+ CategoryInfo          : NotSpecified: (:) [], MethodException
+ FullyQualifiedErrorId : MethodArgumentConversionInvalidCastArgument

Here are the relevant lines from the function:

$Handle = (Get-Process -Name $ProcessName).MainWindowHandle
$Return = [Window]::GetWindowRect($Handle,[ref]$Rectangle)

A bit of exploring shows that one of the msedge processes is very different from the others:

$msedge = Get-Process msedge

$msedge

 NPM(K)    PM(M)      WS(M)     CPU(s)      Id  SI ProcessName
 ------    -----      -----     ------      --  -- -----------
     10     1.77       2.64       0.03     904   1 msedge
     19    17.69      30.85       0.34    4044   1 msedge
     57   128.71     150.07      57.81    5000   1 msedge
     83   185.82     182.69      38.77    8840   1 msedge
     29    47.08      75.16       9.78    9548   1 msedge
     83    82.12     128.55     171.92   11304   1 msedge
     22    27.96      41.45       0.41   11596   1 msedge
     20    21.31      38.14       2.47   12664   1 msedge
     49   303.89     156.82     116.14   12828   1 msedge
     24    29.71      48.62       1.52   14788   1 msedge
     26    21.57      31.14      25.20   15904   1 msedge
     56   132.80     157.91      76.39   15976   1 msedge
     20    19.50      33.82       0.27   16360   1 msedge
     16    11.88      19.46       0.05   16416   1 msedge
     34    59.82      89.91       3.55   17300   1 msedge
     29    48.37      76.49       3.34   17884   1 msedge
     22    25.07      42.07       0.41   18408   1 msedge
     27    51.70      78.73       5.69   18492   1 msedge
     26    39.59      60.88       0.81   18520   1 msedge
     28    54.87      73.89      18.56   19080   1 msedge
     47   108.27     135.33      26.95   19888   1 msedge

$msedge.MainWindowHandle

0
0
0
0
0
4326398
0
0
0
0
0
0
0
0
0
0
0
0
0
0
0

This was my first solution, which works fine:

# Only get non-zero handles
$Handle = (Get-Process -Name $ProcessName).MainWindowHandle | Where-Object {$_.ToInt32() -gt 0}
# The Handles have type IntPtr. Without .ToInt32() you get this error:
# Cannot compare "0" because it is not IComparable

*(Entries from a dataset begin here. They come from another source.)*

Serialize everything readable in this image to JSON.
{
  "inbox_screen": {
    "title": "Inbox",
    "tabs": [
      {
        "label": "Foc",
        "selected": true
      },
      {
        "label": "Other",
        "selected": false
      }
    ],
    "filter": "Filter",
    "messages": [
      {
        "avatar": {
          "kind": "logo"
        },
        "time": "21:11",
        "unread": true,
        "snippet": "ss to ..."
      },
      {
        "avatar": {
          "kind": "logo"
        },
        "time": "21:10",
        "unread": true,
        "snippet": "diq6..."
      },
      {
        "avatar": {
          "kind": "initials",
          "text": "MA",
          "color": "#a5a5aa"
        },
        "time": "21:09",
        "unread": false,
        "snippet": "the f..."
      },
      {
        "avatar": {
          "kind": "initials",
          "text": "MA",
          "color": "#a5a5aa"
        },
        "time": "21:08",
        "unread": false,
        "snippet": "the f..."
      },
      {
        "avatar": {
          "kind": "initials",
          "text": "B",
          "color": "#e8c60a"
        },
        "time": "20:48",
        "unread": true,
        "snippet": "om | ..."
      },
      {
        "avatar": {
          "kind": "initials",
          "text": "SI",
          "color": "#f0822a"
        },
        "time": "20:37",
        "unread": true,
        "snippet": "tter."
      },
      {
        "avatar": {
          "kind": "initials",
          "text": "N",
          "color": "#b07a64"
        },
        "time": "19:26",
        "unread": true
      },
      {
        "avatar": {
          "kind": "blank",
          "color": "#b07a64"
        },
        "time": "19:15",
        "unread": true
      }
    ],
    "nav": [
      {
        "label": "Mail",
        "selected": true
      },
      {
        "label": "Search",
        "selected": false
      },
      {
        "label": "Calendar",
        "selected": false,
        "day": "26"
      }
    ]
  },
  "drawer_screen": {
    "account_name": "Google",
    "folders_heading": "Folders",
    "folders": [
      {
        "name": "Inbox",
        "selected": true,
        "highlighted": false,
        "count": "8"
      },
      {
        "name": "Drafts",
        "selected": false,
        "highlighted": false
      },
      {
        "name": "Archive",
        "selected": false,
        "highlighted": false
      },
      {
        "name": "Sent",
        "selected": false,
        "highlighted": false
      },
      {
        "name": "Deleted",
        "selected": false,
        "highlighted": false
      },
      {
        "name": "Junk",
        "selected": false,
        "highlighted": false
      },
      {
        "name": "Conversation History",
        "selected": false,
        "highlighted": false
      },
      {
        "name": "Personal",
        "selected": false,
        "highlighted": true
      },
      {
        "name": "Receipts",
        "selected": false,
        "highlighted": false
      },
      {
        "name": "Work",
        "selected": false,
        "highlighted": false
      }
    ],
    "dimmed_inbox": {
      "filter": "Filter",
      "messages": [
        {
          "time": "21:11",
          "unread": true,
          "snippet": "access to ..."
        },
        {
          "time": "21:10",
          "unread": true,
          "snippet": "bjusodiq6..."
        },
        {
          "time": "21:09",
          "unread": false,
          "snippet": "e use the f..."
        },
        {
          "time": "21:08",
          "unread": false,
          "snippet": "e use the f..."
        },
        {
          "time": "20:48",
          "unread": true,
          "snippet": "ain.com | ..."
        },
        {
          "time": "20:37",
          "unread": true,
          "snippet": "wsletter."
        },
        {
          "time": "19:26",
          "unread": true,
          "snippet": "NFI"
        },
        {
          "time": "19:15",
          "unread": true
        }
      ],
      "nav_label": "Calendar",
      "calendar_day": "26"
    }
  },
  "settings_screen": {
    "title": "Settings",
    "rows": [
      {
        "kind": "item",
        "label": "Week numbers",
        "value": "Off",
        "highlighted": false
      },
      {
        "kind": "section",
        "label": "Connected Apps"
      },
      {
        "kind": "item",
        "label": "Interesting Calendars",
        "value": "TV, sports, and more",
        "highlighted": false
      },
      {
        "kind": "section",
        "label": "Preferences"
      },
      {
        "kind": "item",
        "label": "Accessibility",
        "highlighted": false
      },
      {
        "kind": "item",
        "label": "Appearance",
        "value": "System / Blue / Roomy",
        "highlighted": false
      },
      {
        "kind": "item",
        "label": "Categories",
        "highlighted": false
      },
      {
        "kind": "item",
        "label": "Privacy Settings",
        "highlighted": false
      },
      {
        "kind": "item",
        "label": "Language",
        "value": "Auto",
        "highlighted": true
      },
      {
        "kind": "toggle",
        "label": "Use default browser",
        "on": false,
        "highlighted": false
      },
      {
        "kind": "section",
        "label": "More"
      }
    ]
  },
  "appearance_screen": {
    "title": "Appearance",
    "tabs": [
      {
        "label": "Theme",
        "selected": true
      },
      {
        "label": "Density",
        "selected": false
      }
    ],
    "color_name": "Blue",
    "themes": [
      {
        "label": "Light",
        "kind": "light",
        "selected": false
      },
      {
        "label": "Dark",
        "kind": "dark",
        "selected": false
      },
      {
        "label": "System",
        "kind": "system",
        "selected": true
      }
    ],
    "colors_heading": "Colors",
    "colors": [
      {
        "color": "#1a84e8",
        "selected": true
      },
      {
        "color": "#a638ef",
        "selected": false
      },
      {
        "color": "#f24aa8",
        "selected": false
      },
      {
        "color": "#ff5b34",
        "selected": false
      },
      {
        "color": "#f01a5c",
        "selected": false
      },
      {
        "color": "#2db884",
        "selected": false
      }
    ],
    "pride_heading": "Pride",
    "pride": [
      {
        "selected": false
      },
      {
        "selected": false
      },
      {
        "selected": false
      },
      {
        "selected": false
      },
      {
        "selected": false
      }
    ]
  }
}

But after a bit of poking around, I think this is a little better:

# Only get process whose parent is explorer
$Handle = (Get-Process -Name $ProcessName | Where-Object {$_.Parent.ProcessName -eq 'explorer'}).MainWindowHandle